What to do —
How many lines below hold "heading"? Answer with only the number.

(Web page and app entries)
Content starts

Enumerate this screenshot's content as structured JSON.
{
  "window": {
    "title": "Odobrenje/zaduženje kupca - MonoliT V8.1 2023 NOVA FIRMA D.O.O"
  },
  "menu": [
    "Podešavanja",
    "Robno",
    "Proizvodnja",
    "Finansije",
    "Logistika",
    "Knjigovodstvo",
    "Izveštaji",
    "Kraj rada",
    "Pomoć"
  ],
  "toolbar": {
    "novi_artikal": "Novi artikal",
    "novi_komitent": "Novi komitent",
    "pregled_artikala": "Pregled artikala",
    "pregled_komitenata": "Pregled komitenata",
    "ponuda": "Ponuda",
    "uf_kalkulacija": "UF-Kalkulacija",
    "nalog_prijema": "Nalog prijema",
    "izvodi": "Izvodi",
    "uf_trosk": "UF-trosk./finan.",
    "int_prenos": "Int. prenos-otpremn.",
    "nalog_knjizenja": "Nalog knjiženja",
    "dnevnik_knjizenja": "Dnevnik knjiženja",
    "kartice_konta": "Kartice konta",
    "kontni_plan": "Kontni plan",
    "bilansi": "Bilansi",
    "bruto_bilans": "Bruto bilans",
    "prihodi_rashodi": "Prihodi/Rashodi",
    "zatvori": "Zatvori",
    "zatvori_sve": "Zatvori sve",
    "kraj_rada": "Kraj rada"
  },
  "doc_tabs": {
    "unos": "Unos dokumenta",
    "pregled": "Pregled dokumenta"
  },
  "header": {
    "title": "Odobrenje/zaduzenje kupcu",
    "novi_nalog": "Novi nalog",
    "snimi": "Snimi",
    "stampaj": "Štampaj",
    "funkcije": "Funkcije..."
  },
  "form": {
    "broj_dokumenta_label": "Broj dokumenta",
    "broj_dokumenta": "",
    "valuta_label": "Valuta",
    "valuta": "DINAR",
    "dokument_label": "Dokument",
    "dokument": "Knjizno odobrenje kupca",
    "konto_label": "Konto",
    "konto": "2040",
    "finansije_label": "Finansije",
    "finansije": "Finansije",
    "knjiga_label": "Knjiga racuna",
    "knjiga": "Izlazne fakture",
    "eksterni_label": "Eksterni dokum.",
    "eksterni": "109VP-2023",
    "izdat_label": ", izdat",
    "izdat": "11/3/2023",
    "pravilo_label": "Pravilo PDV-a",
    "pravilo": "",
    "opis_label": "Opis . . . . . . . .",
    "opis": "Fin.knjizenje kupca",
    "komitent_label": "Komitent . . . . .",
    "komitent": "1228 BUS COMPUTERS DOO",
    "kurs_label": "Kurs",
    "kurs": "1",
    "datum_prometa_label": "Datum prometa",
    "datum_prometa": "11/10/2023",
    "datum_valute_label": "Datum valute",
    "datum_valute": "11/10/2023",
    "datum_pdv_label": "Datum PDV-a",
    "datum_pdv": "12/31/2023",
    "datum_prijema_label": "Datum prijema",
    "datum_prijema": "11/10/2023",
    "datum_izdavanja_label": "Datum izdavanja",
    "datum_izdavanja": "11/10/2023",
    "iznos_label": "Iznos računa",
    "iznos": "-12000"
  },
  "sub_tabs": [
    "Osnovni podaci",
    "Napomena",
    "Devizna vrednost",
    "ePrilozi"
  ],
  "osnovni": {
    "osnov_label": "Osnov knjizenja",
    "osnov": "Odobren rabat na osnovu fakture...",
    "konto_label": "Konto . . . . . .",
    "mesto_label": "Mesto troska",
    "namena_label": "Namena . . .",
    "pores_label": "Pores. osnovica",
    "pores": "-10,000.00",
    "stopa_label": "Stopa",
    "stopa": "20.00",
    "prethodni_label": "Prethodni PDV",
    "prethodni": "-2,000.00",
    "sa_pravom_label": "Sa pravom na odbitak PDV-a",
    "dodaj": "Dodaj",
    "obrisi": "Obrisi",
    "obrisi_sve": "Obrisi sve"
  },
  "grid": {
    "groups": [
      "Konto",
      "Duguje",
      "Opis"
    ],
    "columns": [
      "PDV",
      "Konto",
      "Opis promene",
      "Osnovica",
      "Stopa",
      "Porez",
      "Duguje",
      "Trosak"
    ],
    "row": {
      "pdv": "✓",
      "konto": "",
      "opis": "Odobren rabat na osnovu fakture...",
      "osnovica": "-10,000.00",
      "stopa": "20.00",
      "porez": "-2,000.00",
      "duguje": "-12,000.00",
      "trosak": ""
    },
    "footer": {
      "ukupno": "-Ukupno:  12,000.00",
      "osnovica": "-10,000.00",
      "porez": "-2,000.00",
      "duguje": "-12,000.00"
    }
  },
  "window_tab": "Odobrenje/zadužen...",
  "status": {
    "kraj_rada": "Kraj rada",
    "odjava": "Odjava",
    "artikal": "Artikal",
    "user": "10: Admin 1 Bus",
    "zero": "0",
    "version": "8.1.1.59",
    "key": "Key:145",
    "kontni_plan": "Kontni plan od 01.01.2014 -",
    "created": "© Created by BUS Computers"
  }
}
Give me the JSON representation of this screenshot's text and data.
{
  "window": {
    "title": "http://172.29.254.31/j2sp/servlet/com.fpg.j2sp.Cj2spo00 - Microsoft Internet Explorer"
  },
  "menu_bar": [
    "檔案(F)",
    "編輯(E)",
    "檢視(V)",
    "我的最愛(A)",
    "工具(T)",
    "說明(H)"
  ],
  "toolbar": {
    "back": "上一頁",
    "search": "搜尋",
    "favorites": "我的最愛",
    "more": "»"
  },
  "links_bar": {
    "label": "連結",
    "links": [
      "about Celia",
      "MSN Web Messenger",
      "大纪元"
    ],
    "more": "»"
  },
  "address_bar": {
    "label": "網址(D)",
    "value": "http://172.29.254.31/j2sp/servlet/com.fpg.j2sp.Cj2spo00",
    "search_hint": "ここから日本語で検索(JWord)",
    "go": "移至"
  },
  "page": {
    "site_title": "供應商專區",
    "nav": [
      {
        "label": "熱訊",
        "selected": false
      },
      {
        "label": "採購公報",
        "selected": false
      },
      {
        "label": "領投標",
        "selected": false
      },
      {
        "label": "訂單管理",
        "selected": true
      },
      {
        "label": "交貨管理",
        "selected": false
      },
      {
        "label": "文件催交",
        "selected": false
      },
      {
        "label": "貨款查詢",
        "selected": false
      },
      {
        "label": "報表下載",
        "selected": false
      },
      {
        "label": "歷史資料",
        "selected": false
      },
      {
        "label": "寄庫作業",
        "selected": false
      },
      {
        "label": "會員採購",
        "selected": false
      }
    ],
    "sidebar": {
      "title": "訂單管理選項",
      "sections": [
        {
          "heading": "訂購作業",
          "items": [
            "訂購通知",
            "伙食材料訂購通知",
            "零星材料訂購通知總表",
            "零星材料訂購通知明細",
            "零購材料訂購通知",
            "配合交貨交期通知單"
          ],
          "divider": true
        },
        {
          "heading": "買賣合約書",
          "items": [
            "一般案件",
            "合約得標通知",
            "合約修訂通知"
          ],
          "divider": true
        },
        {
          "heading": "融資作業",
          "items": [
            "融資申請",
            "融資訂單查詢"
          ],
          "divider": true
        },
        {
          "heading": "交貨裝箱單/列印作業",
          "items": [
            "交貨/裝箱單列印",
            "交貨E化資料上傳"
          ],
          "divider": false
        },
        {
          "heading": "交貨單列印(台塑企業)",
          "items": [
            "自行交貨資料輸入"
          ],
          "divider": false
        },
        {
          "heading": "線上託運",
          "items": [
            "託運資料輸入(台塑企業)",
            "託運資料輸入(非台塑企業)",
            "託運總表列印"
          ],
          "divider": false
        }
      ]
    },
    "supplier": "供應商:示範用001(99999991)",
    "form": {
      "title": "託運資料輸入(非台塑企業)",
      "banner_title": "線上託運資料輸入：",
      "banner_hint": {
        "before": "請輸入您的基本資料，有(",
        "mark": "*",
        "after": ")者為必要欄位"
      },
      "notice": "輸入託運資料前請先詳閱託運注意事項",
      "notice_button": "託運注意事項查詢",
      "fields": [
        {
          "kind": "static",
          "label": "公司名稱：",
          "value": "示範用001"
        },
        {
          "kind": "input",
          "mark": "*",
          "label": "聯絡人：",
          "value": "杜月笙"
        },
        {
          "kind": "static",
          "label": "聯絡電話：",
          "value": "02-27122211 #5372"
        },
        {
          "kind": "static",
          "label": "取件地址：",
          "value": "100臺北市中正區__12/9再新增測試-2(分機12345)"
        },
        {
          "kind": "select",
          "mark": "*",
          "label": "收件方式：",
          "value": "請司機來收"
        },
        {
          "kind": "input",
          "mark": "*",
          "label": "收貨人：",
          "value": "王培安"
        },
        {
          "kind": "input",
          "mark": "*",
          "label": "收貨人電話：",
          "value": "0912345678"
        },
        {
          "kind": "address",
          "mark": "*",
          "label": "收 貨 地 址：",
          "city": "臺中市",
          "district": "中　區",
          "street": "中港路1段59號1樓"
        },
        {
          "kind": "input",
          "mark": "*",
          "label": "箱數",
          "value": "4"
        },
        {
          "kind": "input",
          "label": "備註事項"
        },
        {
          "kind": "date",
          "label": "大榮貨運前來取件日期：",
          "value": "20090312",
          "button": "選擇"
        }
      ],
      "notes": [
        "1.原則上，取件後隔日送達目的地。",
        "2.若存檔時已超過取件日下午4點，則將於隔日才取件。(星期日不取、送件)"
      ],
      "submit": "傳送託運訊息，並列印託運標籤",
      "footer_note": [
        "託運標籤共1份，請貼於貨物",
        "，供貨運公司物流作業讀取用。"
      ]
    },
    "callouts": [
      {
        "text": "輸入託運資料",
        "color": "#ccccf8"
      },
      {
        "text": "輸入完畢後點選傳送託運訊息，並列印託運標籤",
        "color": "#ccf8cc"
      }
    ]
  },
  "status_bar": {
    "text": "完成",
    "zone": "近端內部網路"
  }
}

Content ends

Answer to the exercise —
6